If you order a dry Martini, you are looking for a very specific experience. Even in its standard two parts gin (yes, gin) to one part vermouth ratio, it’s a bold drink. Go drier, as so many of you do, and things get downright punchy. Sure, it’s a sophisticated cocktail, and a good one. But like the Don Draper-ish mid-century executives who aggressively swilled them during three-martini lunches, it’s a drink that feels like it has something to prove.
At risk of sounding very uncool, I am going to come right out and say that I don’t always want a juniper-forward, bracingly dry, chest hair-cultivating Martini. Sometimes I want a drink that’s pretty but still stiff and very much in the Martini realm. When that’s the case, I reach for a bottle of Dolin Blanc and play to its strengths.
Dolin Blanc is a French vermouth that falls, in terms of residual sugar, somewhere between the ubiquitous red and dry varieties. It’s soft and redolent with apple, citrus, and elderflower, but not in the cloying, obnoxious St. Germain sort of way. It’s florality and sweetness are lush and balanced by subtle bitterness mid-palate and a pleasantly medicinal finish. It’s delicious on its own as an aperitif, and it plays well in cocktails. If you can’t tell, I’m super into this stuff.
But as a substitute for dry vermouth in a standard Martini, Dolin Blanc is at risk of being overpowered by a prattle of juniper, woody herbs, and spice. To give it room to breathe requires a gin that slinks in the background–seen but barely audible. And for that, I turn to the elevated well classic, New Amsterdam. (Seriously. I may appreciate the finer things in life, but I also have student loans to pay and avocado toast to buy, and New Amsterdam is what I have lying around.)
With proper chilling and dilution, it’s a Martini that stands in testament to Dolin Blanc’s beguiling charms and refusal to always play second fiddle. Some of you might say it isn’t a Martini at all, but I’m too busy enjoying my broke-ass, elegant cocktail to care.

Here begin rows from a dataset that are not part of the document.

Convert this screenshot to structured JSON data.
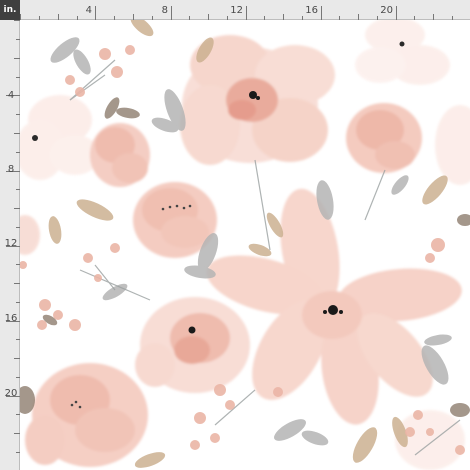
{
  "ruler": {
    "unit": "in.",
    "top_labels": [
      "4",
      "8",
      "12",
      "16",
      "20"
    ],
    "left_labels": [
      "4",
      "8",
      "12",
      "16",
      "20"
    ]
  },
  "pattern": {
    "description_icon": "watercolor-floral-icon",
    "colors": {
      "background": "#ffffff",
      "petal_light": "#fbe6e0",
      "petal_mid": "#f4cfc4",
      "petal_deep": "#e9a99a",
      "center": "#1a1a1a",
      "leaf_gray": "#a7a7a7",
      "leaf_tan": "#cdb38f",
      "leaf_brown": "#8c7a6b",
      "ruler_bg": "#e9e9e9",
      "corner_bg": "#3f3f3f"
    }
  }
}
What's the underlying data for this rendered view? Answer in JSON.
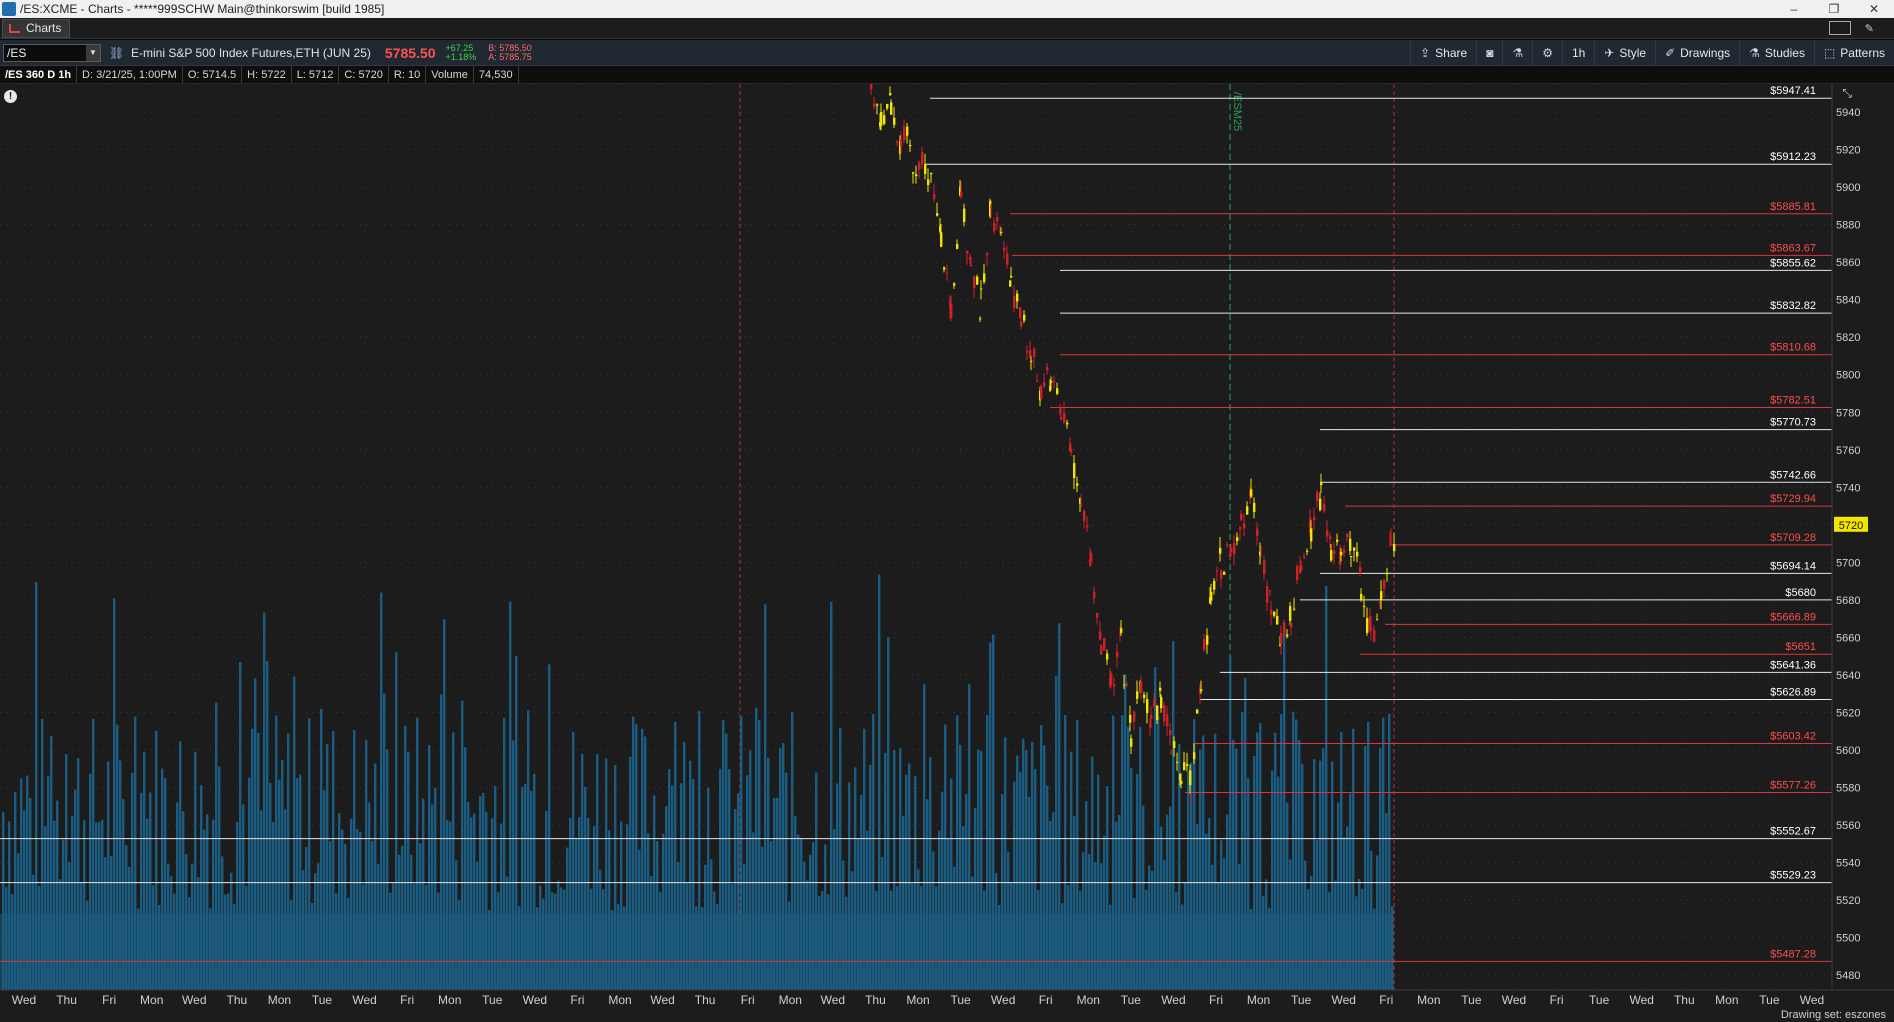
{
  "window": {
    "title": "/ES:XCME - Charts - *****999SCHW Main@thinkorswim [build 1985]",
    "controls": [
      "–",
      "❐",
      "✕"
    ]
  },
  "tab": {
    "label": "Charts"
  },
  "toolbar": {
    "symbol": "/ES",
    "instrument": "E-mini S&P 500 Index Futures,ETH (JUN 25)",
    "last_price": "5785.50",
    "change": "+67.25",
    "change_pct": "+1.18%",
    "bid": "B: 5785.50",
    "ask": "A: 5785.75",
    "share_label": "Share",
    "interval_label": "1h",
    "style_label": "Style",
    "drawings_label": "Drawings",
    "studies_label": "Studies",
    "patterns_label": "Patterns",
    "colors": {
      "up": "#3fd33f",
      "down": "#ff5252",
      "bar": "#1f2a36"
    }
  },
  "infobar": {
    "chart_name": "/ES 360 D 1h",
    "date": "D: 3/21/25, 1:00PM",
    "open": "O: 5714.5",
    "high": "H: 5722",
    "low": "L: 5712",
    "close": "C: 5720",
    "range": "R: 10",
    "volume_label": "Volume",
    "volume_value": "74,530"
  },
  "status": {
    "drawing_set": "Drawing set: eszones"
  },
  "chart_data": {
    "type": "candlestick",
    "ylim": [
      5472,
      5955
    ],
    "y_ticks": [
      5940,
      5920,
      5900,
      5880,
      5860,
      5840,
      5820,
      5800,
      5780,
      5760,
      5740,
      5720,
      5700,
      5680,
      5660,
      5640,
      5620,
      5600,
      5580,
      5560,
      5540,
      5520,
      5500,
      5480
    ],
    "current_price_label": "5720",
    "x_ticks": [
      "Wed",
      "Thu",
      "Fri",
      "Mon",
      "Wed",
      "Thu",
      "Mon",
      "Tue",
      "Wed",
      "Fri",
      "Mon",
      "Tue",
      "Wed",
      "Fri",
      "Mon",
      "Wed",
      "Thu",
      "Fri",
      "Mon",
      "Wed",
      "Thu",
      "Mon",
      "Tue",
      "Wed",
      "Fri",
      "Mon",
      "Tue",
      "Wed",
      "Fri",
      "Mon",
      "Tue",
      "Wed",
      "Fri",
      "Mon",
      "Tue",
      "Wed",
      "Fri",
      "Tue",
      "Wed",
      "Thu",
      "Mon",
      "Tue",
      "Wed"
    ],
    "price_levels": [
      {
        "label": "$5947.41",
        "value": 5947.41,
        "color": "white",
        "start_day": "Tue"
      },
      {
        "label": "$5912.23",
        "value": 5912.23,
        "color": "white",
        "start_day": "Mon"
      },
      {
        "label": "$5885.81",
        "value": 5885.81,
        "color": "red",
        "start_day": "Wed"
      },
      {
        "label": "$5863.67",
        "value": 5863.67,
        "color": "red",
        "start_day": "Wed"
      },
      {
        "label": "$5855.62",
        "value": 5855.62,
        "color": "white",
        "start_day": "Thu"
      },
      {
        "label": "$5832.82",
        "value": 5832.82,
        "color": "white",
        "start_day": "Thu"
      },
      {
        "label": "$5810.68",
        "value": 5810.68,
        "color": "red",
        "start_day": "Thu"
      },
      {
        "label": "$5782.51",
        "value": 5782.51,
        "color": "red",
        "start_day": "Fri"
      },
      {
        "label": "$5770.73",
        "value": 5770.73,
        "color": "white",
        "start_day": "Wed"
      },
      {
        "label": "$5742.66",
        "value": 5742.66,
        "color": "white",
        "start_day": "Wed"
      },
      {
        "label": "$5729.94",
        "value": 5729.94,
        "color": "red",
        "start_day": "Wed"
      },
      {
        "label": "$5709.28",
        "value": 5709.28,
        "color": "red",
        "start_day": "Fri"
      },
      {
        "label": "$5694.14",
        "value": 5694.14,
        "color": "white",
        "start_day": "Wed"
      },
      {
        "label": "$5680",
        "value": 5680,
        "color": "white",
        "start_day": "Tue"
      },
      {
        "label": "$5666.89",
        "value": 5666.89,
        "color": "red",
        "start_day": "Thu"
      },
      {
        "label": "$5651",
        "value": 5651,
        "color": "red",
        "start_day": "Fri"
      },
      {
        "label": "$5641.36",
        "value": 5641.36,
        "color": "white",
        "start_day": "Fri"
      },
      {
        "label": "$5626.89",
        "value": 5626.89,
        "color": "white",
        "start_day": "Fri"
      },
      {
        "label": "$5603.42",
        "value": 5603.42,
        "color": "red",
        "start_day": "Thu"
      },
      {
        "label": "$5577.26",
        "value": 5577.26,
        "color": "red",
        "start_day": "Wed"
      },
      {
        "label": "$5552.67",
        "value": 5552.67,
        "color": "white",
        "start_day": "Wed"
      },
      {
        "label": "$5529.23",
        "value": 5529.23,
        "color": "white",
        "start_day": "Wed"
      },
      {
        "label": "$5487.28",
        "value": 5487.28,
        "color": "red",
        "start_day": "Wed"
      }
    ],
    "series": [
      {
        "name": "Volume",
        "type": "bar",
        "color": "#1b5d82"
      }
    ],
    "annotation": "/ESM25"
  }
}
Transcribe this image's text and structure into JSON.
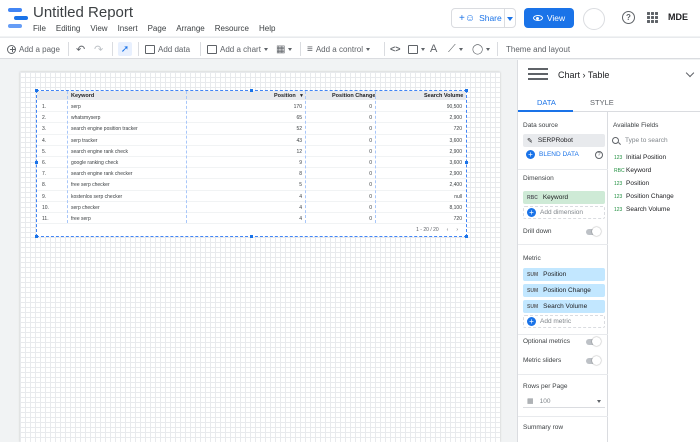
{
  "app": {
    "title": "Untitled Report",
    "menu": [
      "File",
      "Editing",
      "View",
      "Insert",
      "Page",
      "Arrange",
      "Resource",
      "Help"
    ],
    "share_label": "Share",
    "view_label": "View",
    "user_initials": "MDE"
  },
  "toolbar": {
    "add_page": "Add a page",
    "add_data": "Add data",
    "add_chart": "Add a chart",
    "add_control": "Add a control",
    "theme": "Theme and layout"
  },
  "table": {
    "headers": [
      "Keyword",
      "Position",
      "Position Change",
      "Search Volume"
    ],
    "rows": [
      {
        "n": "1.",
        "keyword": "serp",
        "position": "170",
        "change": "0",
        "volume": "90,500"
      },
      {
        "n": "2.",
        "keyword": "whatsmyserp",
        "position": "65",
        "change": "0",
        "volume": "2,900"
      },
      {
        "n": "3.",
        "keyword": "search engine position tracker",
        "position": "52",
        "change": "0",
        "volume": "720"
      },
      {
        "n": "4.",
        "keyword": "serp tracker",
        "position": "43",
        "change": "0",
        "volume": "3,600"
      },
      {
        "n": "5.",
        "keyword": "search engine rank check",
        "position": "12",
        "change": "0",
        "volume": "2,900"
      },
      {
        "n": "6.",
        "keyword": "google ranking check",
        "position": "9",
        "change": "0",
        "volume": "3,600"
      },
      {
        "n": "7.",
        "keyword": "search engine rank checker",
        "position": "8",
        "change": "0",
        "volume": "2,900"
      },
      {
        "n": "8.",
        "keyword": "free serp checker",
        "position": "5",
        "change": "0",
        "volume": "2,400"
      },
      {
        "n": "9.",
        "keyword": "kostenlos serp checker",
        "position": "4",
        "change": "0",
        "volume": "null"
      },
      {
        "n": "10.",
        "keyword": "serp checker",
        "position": "4",
        "change": "0",
        "volume": "8,100"
      },
      {
        "n": "11.",
        "keyword": "free serp",
        "position": "4",
        "change": "0",
        "volume": "720"
      }
    ],
    "pagination": "1 - 20 / 20"
  },
  "panel": {
    "chart_label": "Chart",
    "chart_type": "Table",
    "tab_data": "DATA",
    "tab_style": "STYLE",
    "data_source_label": "Data source",
    "data_source": "SERPRobot",
    "blend_data": "BLEND DATA",
    "dimension_label": "Dimension",
    "dimension": "Keyword",
    "dimension_tag": "RBC",
    "add_dimension": "Add dimension",
    "drill_down": "Drill down",
    "metric_label": "Metric",
    "metrics": [
      {
        "tag": "SUM",
        "name": "Position"
      },
      {
        "tag": "SUM",
        "name": "Position Change"
      },
      {
        "tag": "SUM",
        "name": "Search Volume"
      }
    ],
    "add_metric": "Add metric",
    "optional_metrics": "Optional metrics",
    "metric_sliders": "Metric sliders",
    "rows_per_page_label": "Rows per Page",
    "rows_per_page": "100",
    "summary_row": "Summary row",
    "available_fields_label": "Available Fields",
    "search_placeholder": "Type to search",
    "fields": [
      {
        "type": "123",
        "name": "Initial Position"
      },
      {
        "type": "RBC",
        "name": "Keyword"
      },
      {
        "type": "123",
        "name": "Position"
      },
      {
        "type": "123",
        "name": "Position Change"
      },
      {
        "type": "123",
        "name": "Search Volume"
      }
    ]
  },
  "colors": {
    "accent": "#1a73e8",
    "dimension_chip": "#ceead6",
    "metric_chip": "#c2e7ff"
  }
}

Dolin Blanc Martini
- In a mixing glass using a bar spoon, stir everything with ice until well chilled and diluted. I usually go at it vigorously for a solid 20 seconds or more.
- Strain into a chilled Martini glass.
- Squeeze the lemon peel above the glass to express the oils. Run the peel over the rim, and then throw it in your drink for good measure. Drink cold.
*I tried higher-end gins but they were too in your face for this particular expression of the Martini. I imagine something like Plymouth might work, but that’s on you to figure out.